**Task brief:** What lines in the records below hold the string "ayeshacurry"? Please show them.

**Data records:**
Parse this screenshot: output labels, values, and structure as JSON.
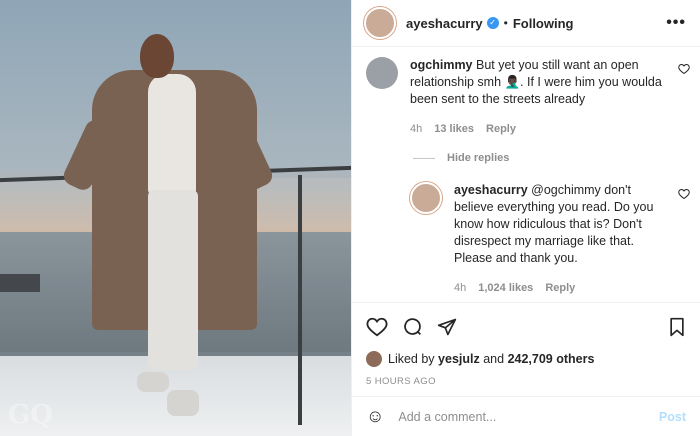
{
  "post": {
    "author": "ayeshacurry",
    "follow_status": "Following",
    "dot": "•",
    "more": "•••"
  },
  "comments": [
    {
      "user": "ogchimmy",
      "text": "But yet you still want an open relationship smh 🤦🏿‍♂️. If I were him you woulda been sent to the streets already",
      "time": "4h",
      "likes": "13 likes",
      "reply_label": "Reply"
    }
  ],
  "hide_replies": "Hide replies",
  "replies": [
    {
      "user": "ayeshacurry",
      "text": "@ogchimmy don't believe everything you read. Do you know how ridiculous that is? Don't disrespect my marriage like that. Please and thank you.",
      "time": "4h",
      "likes": "1,024 likes",
      "reply_label": "Reply"
    }
  ],
  "likes": {
    "prefix": "Liked by",
    "user": "yesjulz",
    "conj": "and",
    "others": "242,709 others"
  },
  "timeago": "5 HOURS AGO",
  "add_comment": {
    "placeholder": "Add a comment...",
    "post_label": "Post"
  },
  "icons": {
    "verified": "verified-badge-icon",
    "heart": "heart-icon",
    "comment": "comment-icon",
    "share": "share-icon",
    "bookmark": "bookmark-icon",
    "emoji": "emoji-icon"
  },
  "colors": {
    "verified": "#3897f0",
    "muted": "#8e8e8e",
    "post_disabled": "#b2dffc"
  },
  "watermark": "GQ"
}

**Solution below:**
    "author": "ayeshacurry",
      "user": "ayeshacurry",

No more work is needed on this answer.